Minimising the impacts of pandemics through science and technology
The COVID-19 pandemic was unprecedented for many governments around the world, with highly disruptive and costly impacts. With more pandemics a likely scenario, it has highlighted the need for improved national planning to help better prepare for future outbreaks.
Targeted investments and planning in science and technology solutions can play a key role in helping Australia become more prepared for future pandemics.

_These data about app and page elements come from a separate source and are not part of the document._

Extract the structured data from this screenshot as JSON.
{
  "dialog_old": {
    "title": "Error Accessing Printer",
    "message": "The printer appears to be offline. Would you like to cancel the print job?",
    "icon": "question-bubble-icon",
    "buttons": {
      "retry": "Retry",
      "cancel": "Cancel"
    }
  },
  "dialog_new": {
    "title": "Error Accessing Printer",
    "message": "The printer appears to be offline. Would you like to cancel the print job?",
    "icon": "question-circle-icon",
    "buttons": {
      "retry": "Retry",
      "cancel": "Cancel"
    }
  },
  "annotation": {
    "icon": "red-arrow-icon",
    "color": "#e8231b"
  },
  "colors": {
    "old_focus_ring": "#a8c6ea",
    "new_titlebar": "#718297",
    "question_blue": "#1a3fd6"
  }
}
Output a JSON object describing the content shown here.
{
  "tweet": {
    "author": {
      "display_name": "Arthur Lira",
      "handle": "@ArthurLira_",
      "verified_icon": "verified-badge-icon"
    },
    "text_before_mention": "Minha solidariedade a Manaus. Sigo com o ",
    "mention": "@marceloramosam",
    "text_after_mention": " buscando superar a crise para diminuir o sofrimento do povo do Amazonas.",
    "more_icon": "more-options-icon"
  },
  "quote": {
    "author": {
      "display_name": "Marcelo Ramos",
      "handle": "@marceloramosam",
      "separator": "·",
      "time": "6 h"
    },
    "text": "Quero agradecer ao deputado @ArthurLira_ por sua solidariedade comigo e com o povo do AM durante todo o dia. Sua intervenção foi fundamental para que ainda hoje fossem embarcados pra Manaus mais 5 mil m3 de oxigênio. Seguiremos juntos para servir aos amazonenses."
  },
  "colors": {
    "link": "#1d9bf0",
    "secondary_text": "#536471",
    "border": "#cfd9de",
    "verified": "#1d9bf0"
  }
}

These range from improved research of key viral families, developing early warning systems through enhanced genomics expertise, to expanding onshore vaccine manufacturing capabilities
The Strengthening Australia's Pandemic Preparedness report examined the six top science and technology areas with 20 recommendations to inform government and industry planning.
- Executive summary PDF (572 KB)
- Executive summary TXT (15 KB)
- Strengthening Australia's Pandemic Preparedness PDF (2 MB)
- Strengthening Australia's Pandemic Preparedness TXT (190 KB)
The report was developed as part of CSIRO's Infectious Disease Resilience Mission and was based on consultations with 146 experts from 66 organisations across government, industry and the research sector.
Coordinating Australia's preparedness and response
While Australia had strong success early in the pandemic keeping infections low with lockdowns, border closures and quarantine these strategies come with high social, health and economic costs.
By complementing these approaches with the science and technology enabled solutions identified in the report, Australia can reduce costs and impact while also improving our ability to defend against future disease outbreaks. Key to this is a transition away from crisis response and a move towards an integrated cycle of prevention, detection, response and recovery.
Key science and technology areas for strengthened pandemic preparedness
The report identified six science and technology areas that would have the most impact to Australia's pandemic preparedness.
In order to maximise their effectiveness, many of these are complimentary and do not operate in isolation. By investing in each of these areas now, Australia will be well placed to prepare for future pandemics.